First Person is also a platform to influence policy. Recent high school graduate Anisah Karim described the pressure she felt to apply to 100 colleges in the quest for millions of dollars in scholarships. Because of her piece, the school board in Memphis is reviewing the so-called “million-dollar scholar” culture at some high schools.

Do you have a story to tell or a point to make? In 2018, we want to give an even greater voice to students, parents, teachers, administrators, advocates and others who are trying to improve public education in Tennessee. We’re looking for essays of 500 to 750 words grounded in personal experience.

Whether your piece is finished or you just have an idea to discuss, drop a line to Community Editor Caroline Bauman at cbauman@chalkbeat.org.

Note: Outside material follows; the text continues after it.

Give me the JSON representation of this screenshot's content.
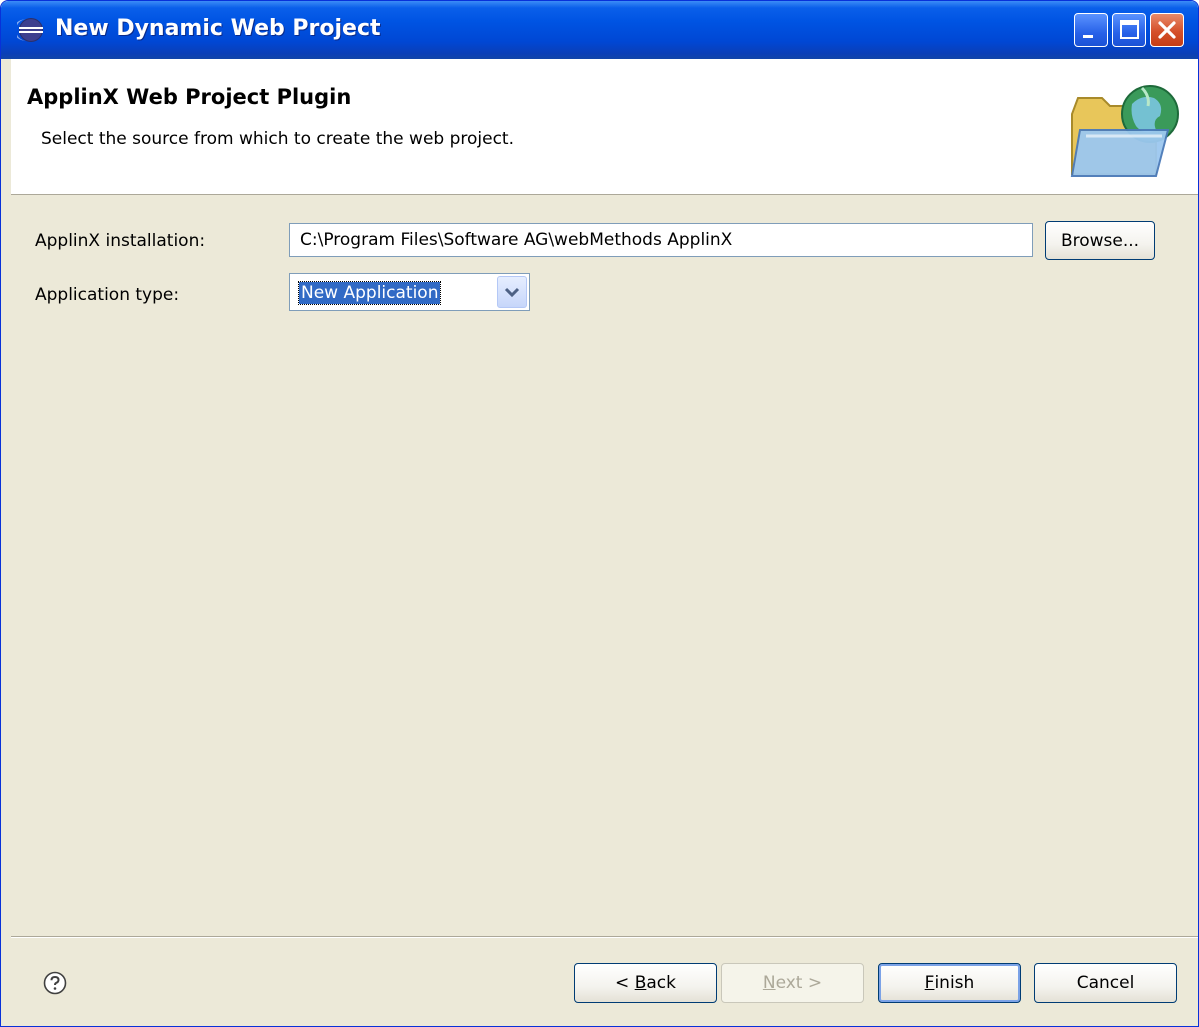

But first, check out these top First Person pieces from Tennesseans in 2017:

My high school told me to apply to 100 colleges — and I almost lost myself in the process

“A counselor never tried to determine what the absolute best school for me would be. I wasted a lot of time, money and resources trying to figure that out. And I almost lost myself in the process.” —Anisah Karim     

Why I’m not anxious about where my kids go to school — but do worry about the segregation that surrounds us

“In fact, it will be a good thing for my boys to learn alongside children who are different from them in many ways — that is one advantage they will have that I did not, attending parochial schools in a lily-white suburb.” —Mary Jo Cramb

I covered Tennessee’s ed beat for Chalkbeat. Here’s what I learned.

“Apathy is often cited as a major problem facing education. That’s not the case in Tennessee.” —Grace Tatter

I went viral for walking my students home from school in Memphis. Here’s what got lost in the shuffle.

“When #blacklivesmatter is a controversial statement; when our black male students have a one in three chance of facing jail time; when kids in Memphis raised in the bottom fifth of the socioeconomic bracket have a 2.6 percent chance of climbing to the top fifth — our walking students home does not fix that, either.” —Carl Schneider

I think traditional public schools are the backbone of democracy. My child attends a charter school. Let’s talk.

“It was a complicated choice to make. The dialogue around school choice in Nashville, though, doesn’t often include much nuance — or many voices of parents like me.” —Aidan Hoyal

I grew up near Charlottesville and got a misleading education about Civil War history. Students deserve better.

“In my classroom discussions, the impetus for the Civil War was resigned to a debate over the balance of power between federal and state governments. Slavery was taught as a footnote to the cause of the war.” —Laura Faith Kebede